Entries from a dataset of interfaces
== Segment start ==

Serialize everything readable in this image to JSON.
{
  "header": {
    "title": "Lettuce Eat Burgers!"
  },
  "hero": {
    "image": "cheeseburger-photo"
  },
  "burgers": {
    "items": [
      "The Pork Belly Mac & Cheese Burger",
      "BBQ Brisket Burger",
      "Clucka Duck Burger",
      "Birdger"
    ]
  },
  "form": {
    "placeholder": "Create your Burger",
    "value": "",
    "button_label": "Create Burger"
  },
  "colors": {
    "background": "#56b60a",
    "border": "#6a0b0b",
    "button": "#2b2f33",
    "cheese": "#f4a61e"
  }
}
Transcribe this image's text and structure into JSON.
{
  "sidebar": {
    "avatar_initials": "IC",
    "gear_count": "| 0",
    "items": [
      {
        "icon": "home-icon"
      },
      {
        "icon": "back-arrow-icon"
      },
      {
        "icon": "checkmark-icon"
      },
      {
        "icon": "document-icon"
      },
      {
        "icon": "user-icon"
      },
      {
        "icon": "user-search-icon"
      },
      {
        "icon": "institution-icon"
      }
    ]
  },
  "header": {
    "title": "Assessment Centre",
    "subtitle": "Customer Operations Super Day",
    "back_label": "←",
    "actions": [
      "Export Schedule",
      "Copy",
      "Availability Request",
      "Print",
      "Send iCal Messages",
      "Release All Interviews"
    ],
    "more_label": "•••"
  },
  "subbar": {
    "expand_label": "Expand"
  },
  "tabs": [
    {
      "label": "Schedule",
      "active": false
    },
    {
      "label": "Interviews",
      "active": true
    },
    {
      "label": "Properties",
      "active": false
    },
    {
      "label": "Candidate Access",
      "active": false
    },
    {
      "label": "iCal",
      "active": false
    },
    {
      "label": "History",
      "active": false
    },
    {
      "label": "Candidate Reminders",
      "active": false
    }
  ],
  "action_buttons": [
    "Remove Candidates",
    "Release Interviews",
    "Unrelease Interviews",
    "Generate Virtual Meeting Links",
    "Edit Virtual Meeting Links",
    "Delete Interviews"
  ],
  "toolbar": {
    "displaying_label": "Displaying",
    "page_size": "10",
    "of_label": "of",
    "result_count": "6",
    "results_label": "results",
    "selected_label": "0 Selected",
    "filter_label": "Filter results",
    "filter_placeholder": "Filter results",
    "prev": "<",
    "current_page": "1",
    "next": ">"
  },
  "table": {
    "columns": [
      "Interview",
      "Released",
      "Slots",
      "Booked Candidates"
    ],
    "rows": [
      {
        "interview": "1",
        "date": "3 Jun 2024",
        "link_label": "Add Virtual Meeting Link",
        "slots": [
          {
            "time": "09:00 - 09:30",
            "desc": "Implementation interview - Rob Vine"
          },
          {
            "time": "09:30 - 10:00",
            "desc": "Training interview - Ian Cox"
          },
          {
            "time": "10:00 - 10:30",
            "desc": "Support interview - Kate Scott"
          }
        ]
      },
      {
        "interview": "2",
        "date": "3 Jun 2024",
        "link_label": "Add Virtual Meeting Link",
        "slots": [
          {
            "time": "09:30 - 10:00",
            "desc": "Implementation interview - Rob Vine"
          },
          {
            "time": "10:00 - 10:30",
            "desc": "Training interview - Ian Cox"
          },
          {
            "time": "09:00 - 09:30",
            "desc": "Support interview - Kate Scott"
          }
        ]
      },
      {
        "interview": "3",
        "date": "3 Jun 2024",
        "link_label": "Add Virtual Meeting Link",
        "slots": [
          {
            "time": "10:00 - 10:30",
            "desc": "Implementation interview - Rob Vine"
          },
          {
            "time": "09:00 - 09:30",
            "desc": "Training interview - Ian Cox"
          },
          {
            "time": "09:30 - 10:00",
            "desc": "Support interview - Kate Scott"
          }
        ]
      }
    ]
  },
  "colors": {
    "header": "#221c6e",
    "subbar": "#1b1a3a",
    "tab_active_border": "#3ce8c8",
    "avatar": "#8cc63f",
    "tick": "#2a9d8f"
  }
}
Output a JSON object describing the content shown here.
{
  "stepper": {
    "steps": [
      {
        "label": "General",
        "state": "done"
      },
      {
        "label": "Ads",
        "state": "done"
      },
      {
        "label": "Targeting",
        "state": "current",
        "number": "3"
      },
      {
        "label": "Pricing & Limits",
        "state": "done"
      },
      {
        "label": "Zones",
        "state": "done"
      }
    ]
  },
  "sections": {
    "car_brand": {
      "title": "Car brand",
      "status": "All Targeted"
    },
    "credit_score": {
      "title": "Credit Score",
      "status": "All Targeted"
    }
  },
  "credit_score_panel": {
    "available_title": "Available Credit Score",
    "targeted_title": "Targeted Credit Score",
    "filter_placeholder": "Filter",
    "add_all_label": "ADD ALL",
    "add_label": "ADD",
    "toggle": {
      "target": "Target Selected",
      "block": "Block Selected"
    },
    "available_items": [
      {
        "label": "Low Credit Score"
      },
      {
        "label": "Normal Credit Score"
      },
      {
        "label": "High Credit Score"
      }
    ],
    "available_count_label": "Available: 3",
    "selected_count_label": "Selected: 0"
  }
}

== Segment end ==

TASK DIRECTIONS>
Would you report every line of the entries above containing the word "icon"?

WRITTEN RESPONSE>
        "icon": "home-icon"
        "icon": "back-arrow-icon"
        "icon": "checkmark-icon"
        "icon": "document-icon"
        "icon": "user-icon"
        "icon": "user-search-icon"
        "icon": "institution-icon"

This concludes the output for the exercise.